The true and ugly nature of alcohol

Alcohol may seem like a great drink but, at the end of the day, it is a drug. So, like all drugs, it affects the brain in various ways. It can impair speech, affect your mood and has an effect on your memory. In the long term, alcohol can cause you to depend on it while also damaging your brain. This can have an impact on the rest of your body leading to further health problems.

How does alcohol affect mental health symptoms like anxiety?

Some alcoholic drinks, such as wine, are also full of sugar which is not good for those with anxiety. You might feel great at first when the sugar hits your system, which is similar to alcohol. However, once the high is gone, your mood starts to turn negative, which increases your stress levels. Add in the alcohol and you have a cocktail with “bad time” written all over it!

Alcohol can affect your mental wellbeing, so be careful.

How does alcohol affect mental health symptoms like depression?

As alcohol affects your mood and behaviour it can make you feel down about yourself or the world around you. For those suffering from depression, this state of mind can be heightened once you have had a drink and even afterwards when you are experiencing a hangover. Alcohol can numb these feelings for a short while but to stay numb people tend to continue to drink more. This then leads to alcohol being used as a coping mechanism and can turn into an addiction.
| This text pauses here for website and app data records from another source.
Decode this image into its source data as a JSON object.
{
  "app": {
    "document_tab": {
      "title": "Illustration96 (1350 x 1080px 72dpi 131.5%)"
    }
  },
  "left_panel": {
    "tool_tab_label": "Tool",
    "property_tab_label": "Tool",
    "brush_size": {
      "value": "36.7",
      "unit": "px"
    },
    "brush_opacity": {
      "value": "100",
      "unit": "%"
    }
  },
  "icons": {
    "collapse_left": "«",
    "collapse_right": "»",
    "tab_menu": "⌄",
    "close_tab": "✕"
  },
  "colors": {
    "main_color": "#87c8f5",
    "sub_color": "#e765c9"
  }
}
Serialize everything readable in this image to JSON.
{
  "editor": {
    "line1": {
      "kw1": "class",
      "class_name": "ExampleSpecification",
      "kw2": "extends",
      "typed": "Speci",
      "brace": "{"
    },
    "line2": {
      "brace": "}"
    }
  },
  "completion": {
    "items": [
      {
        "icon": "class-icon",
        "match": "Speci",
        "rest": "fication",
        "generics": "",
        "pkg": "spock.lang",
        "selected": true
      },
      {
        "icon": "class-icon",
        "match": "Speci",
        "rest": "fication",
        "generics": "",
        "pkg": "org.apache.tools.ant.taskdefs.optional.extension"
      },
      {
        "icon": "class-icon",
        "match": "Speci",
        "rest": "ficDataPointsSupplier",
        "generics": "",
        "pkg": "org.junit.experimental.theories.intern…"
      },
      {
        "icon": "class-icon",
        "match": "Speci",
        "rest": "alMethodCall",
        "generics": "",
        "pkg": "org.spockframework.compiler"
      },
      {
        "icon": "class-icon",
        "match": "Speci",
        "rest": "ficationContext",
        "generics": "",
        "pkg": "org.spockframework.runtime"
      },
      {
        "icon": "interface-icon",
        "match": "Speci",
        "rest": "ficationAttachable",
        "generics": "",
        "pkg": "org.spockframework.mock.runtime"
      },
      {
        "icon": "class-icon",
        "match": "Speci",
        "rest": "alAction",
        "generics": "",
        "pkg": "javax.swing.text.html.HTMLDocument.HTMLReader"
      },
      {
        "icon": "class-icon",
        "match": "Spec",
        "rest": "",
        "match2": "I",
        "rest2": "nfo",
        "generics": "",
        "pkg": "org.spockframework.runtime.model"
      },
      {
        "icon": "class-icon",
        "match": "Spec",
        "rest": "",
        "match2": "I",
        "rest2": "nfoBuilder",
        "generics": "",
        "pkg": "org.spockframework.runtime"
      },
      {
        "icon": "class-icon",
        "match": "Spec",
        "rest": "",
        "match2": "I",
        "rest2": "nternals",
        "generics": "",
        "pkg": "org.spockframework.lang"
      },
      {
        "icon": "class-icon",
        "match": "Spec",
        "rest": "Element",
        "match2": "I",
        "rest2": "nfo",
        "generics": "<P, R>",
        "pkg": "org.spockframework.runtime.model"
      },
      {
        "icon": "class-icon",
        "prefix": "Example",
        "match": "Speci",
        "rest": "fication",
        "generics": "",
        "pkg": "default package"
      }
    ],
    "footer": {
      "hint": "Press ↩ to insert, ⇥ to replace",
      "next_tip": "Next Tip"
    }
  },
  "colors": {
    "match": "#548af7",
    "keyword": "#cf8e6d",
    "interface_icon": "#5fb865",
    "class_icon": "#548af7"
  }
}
With the ability to impair your judgement and cognitive function, alcohol can be especially dangerous for those with serious cases of depression. It can also have side effects if those suffering mix both medication and alcohol together. So, talk to a professional about the effects of alcohol and how to find an alternative way to maintain your mental wellness.

Other ways alcohol can affect your mental wellbeing

.Experiencing exhaustion or experiencing a hangover constantly

.Feeling guilty after consuming alcohol

.Unmotivated thoughts about everything

.Feeling less social and more withdrawn

All of these indicators can be related to excessive alcohol consumption and alcohol dependence. So, if you are experiencing these habits in your current life or you recognise these indicators in a friend, it may be time to seek help. This will start to get yourself, or your friend, on the right track so that alcohol doesn’t become a controlling factor in your daily life.

There are many mental health consequences of heavy drinking and therefore it is crucial to drink in moderation or not at all.

Can I still drink socially?

It is still your choice whether to drink or not. Normally one drink or two may be enough for enjoyment without serious repercussions. However, if you have mental health symptoms that may be worsened by the effects of alcohol then you should avoid it.

There are other ways you can drink socially without the need to add alcohol to the mix. You can choose soft drink instead, water is always a good choice or there are zero alcohol wine and beer options! Saying no is always a choice too. You have the right to refuse alcohol without feeling guilty or pressured. It’s all about self-confidence and standing your ground.

Healthier coping mechanisms for mental wellness

Remember that alcohol is a drug and shouldn’t be relied on as a coping mechanism. Instead, try healthier options to help with your mental wellbeing. Some include exercises you can perform, daily habits you can change and so much more! So, here are a few to help you get started including:

.Taking more time for self care activities

.Talking to friends and family

.Staying active and eating nutrient rich foods

.Trying something new or fun that isn’t stressful

When should I talk to a professional about alcohol and my mental health symptoms?

You should talk to a healthcare professional if there are signs of using alcohol as a coping mechanism. Even if you have questions about alcohol and your mental state you should talk to your doctor about how this can affect you. They will be able to provide the information you need so you can live your life while still ensuring that you stay safe.

Please be advised this information may help but is NOT a replacement for professional health advice. If you are feeling unwell please speak to a medical professional.